> [WHAT YOU WILL DO]:
Return the data below exactly, minus the pictures.

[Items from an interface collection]
BEGIN

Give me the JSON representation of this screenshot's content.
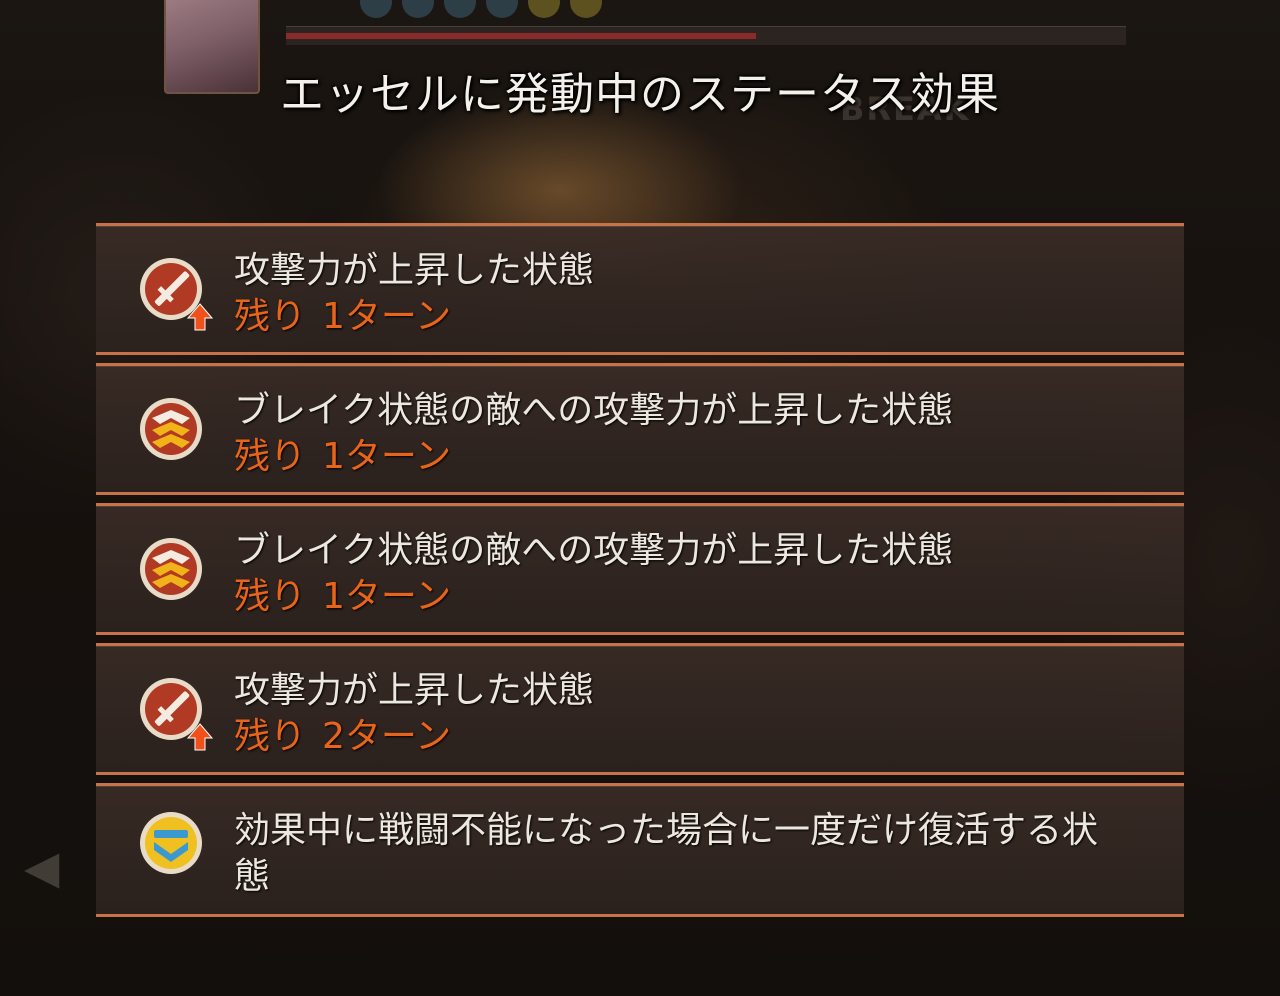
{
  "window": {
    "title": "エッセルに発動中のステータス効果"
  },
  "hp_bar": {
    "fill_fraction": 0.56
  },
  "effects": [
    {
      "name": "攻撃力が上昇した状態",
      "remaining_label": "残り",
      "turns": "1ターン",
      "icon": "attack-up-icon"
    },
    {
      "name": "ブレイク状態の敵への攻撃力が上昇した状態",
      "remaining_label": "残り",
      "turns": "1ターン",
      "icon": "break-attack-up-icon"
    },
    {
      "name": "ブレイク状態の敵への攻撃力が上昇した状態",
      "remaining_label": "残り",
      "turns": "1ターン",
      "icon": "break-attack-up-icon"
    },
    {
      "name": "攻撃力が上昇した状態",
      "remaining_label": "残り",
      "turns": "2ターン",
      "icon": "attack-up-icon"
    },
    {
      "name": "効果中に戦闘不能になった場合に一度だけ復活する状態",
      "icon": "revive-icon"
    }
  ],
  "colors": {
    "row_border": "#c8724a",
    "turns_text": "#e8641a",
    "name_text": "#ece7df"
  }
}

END

> [EXERCISE SOLUTION]:
Give me the JSON representation of this screenshot's content.
{
  "window": {
    "title": "エッセルに発動中のステータス効果"
  },
  "hp_bar": {
    "fill_fraction": 0.56
  },
  "effects": [
    {
      "name": "攻撃力が上昇した状態",
      "remaining_label": "残り",
      "turns": "1ターン",
      "icon": "attack-up-icon"
    },
    {
      "name": "ブレイク状態の敵への攻撃力が上昇した状態",
      "remaining_label": "残り",
      "turns": "1ターン",
      "icon": "break-attack-up-icon"
    },
    {
      "name": "ブレイク状態の敵への攻撃力が上昇した状態",
      "remaining_label": "残り",
      "turns": "1ターン",
      "icon": "break-attack-up-icon"
    },
    {
      "name": "攻撃力が上昇した状態",
      "remaining_label": "残り",
      "turns": "2ターン",
      "icon": "attack-up-icon"
    },
    {
      "name": "効果中に戦闘不能になった場合に一度だけ復活する状態",
      "icon": "revive-icon"
    }
  ],
  "colors": {
    "row_border": "#c8724a",
    "turns_text": "#e8641a",
    "name_text": "#ece7df"
  }
}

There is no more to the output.